Jesika is four and a half.
She lives in a flat with her mother and baby brother and she knows a lot. She knows their flat is high up and the stairs are smelly. She knows she shouldn’t draw on the peeling wallpaper or touch the broken window. And she knows she loves her mummy and baby brother Toby.
She does not know that their landlord is threatening to evict them and that Toby’s cough is going to get much worse. Or that Paige, her new best friend, has a secret that will explode their world.
Home is “a safe place, a place where one lives, especially together as a family, it is meant to be a place of affection, joy and happiness, a valued refuge and resting place, a habitation offering security and protection, where friendships flourish.”
I can only agree, a home is supposed to be all of the above, it’s a happy place which is why it’s probably so heartbreaking when you see that one or more of these conditions are broken. There’s a lot going on in Jesika, Toby and their mum Tina’s life that is simply not OK, and will make your heart go out to them. Their poor housing conditions are just one of the many struggles.
The novel is told through the eyes of a very young child and I was afraid the ‘childish language’ would turn me off eventually, but it did not irk me and even enabled the author to deliver the story in a much more compelling manner. I’m sure an adult could have told a story about poverty but if a child talks about how she wants to draw a pond around the ‘tadpoles’ on the wall, and the realisation hits you that she’s talking about mold, it just comes down on you ten times so hard and that’s what this story is supposed to do. It has to make you ‘feel‘ how hopeless Tina, Jesika’s mum, feels at times, caring for two kids on her own, living in what she herself calls a dump, or any other unpleasant name she gives their appartment, and this was further enhanced by Jesika’s childishly naive observations, as all she knows is not to draw on the wall or come near the window or she’ll be told off.
Jesika was a great little protagonist. Above everything else she doesn’t want to do anything naughty and risk being sent away where she has to live with a new mummy. It made my heart squeeze how she’s trying to make the right choice and do the right thing when push comes to shove about telling on her friend Paige, who sometimes wants to be her friend and other times isn’t really friendly at all.
I don’t want to spoil anything but I do think this novel should come with a trigger warning because it does broach a rather unsettling theme as well. I didn’t cry reading this novel and was thankful I was able to keep at least a bit of a distance from the most disturbing events through the narration from another POV which was not as personal as it could have been. I don’t know how I would have coped at all if Jesika would have been affected even more than she already was.

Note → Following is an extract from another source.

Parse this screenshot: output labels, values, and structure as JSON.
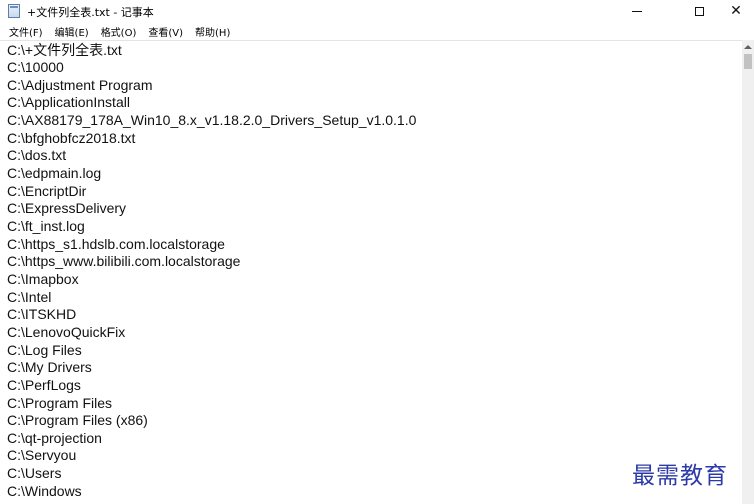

Home was a very touching tale where the harshness of this families’ situation stems from what isn’t said but is felt through the innocent observations of a four-year old and her eavesdropping from the grown-ups. If you’re looking for a poignant story about one of the harsh realities of today’s society and how difficult it can be to find a way out and make a better life, but also comes with some real heart-warming friendships at the center of the story and where you can root for , then don’t pass up the opportunity to read Home.
I received a free copy of this novel from the publisher in exchange for my honest opinion.